GIVEN DATA »
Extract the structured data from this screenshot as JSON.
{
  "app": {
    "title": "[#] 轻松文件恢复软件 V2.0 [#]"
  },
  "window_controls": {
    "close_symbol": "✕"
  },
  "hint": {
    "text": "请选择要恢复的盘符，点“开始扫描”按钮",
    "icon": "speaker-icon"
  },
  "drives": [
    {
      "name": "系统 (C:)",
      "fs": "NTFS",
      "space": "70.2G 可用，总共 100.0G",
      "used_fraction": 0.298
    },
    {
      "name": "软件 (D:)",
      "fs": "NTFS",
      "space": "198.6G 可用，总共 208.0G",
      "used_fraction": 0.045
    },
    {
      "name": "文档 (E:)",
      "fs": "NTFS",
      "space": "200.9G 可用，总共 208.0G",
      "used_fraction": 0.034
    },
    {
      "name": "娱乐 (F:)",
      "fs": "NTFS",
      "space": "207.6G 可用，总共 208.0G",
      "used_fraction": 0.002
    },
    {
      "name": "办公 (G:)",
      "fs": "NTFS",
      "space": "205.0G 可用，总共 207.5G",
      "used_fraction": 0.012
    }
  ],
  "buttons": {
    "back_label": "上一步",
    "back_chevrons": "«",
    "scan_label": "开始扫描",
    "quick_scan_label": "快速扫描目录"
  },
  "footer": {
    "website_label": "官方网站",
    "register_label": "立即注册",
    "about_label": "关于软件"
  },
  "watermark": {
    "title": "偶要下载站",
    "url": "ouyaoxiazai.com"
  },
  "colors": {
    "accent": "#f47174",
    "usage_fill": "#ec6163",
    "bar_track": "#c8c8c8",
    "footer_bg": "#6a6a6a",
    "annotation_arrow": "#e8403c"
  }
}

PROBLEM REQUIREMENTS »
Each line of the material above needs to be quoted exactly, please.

OUTPUT BELOW »
Extract the structured data from this screenshot as JSON.
{
  "app": {
    "title": "[#] 轻松文件恢复软件 V2.0 [#]"
  },
  "window_controls": {
    "close_symbol": "✕"
  },
  "hint": {
    "text": "请选择要恢复的盘符，点“开始扫描”按钮",
    "icon": "speaker-icon"
  },
  "drives": [
    {
      "name": "系统 (C:)",
      "fs": "NTFS",
      "space": "70.2G 可用，总共 100.0G",
      "used_fraction": 0.298
    },
    {
      "name": "软件 (D:)",
      "fs": "NTFS",
      "space": "198.6G 可用，总共 208.0G",
      "used_fraction": 0.045
    },
    {
      "name": "文档 (E:)",
      "fs": "NTFS",
      "space": "200.9G 可用，总共 208.0G",
      "used_fraction": 0.034
    },
    {
      "name": "娱乐 (F:)",
      "fs": "NTFS",
      "space": "207.6G 可用，总共 208.0G",
      "used_fraction": 0.002
    },
    {
      "name": "办公 (G:)",
      "fs": "NTFS",
      "space": "205.0G 可用，总共 207.5G",
      "used_fraction": 0.012
    }
  ],
  "buttons": {
    "back_label": "上一步",
    "back_chevrons": "«",
    "scan_label": "开始扫描",
    "quick_scan_label": "快速扫描目录"
  },
  "footer": {
    "website_label": "官方网站",
    "register_label": "立即注册",
    "about_label": "关于软件"
  },
  "watermark": {
    "title": "偶要下载站",
    "url": "ouyaoxiazai.com"
  },
  "colors": {
    "accent": "#f47174",
    "usage_fill": "#ec6163",
    "bar_track": "#c8c8c8",
    "footer_bg": "#6a6a6a",
    "annotation_arrow": "#e8403c"
  }
}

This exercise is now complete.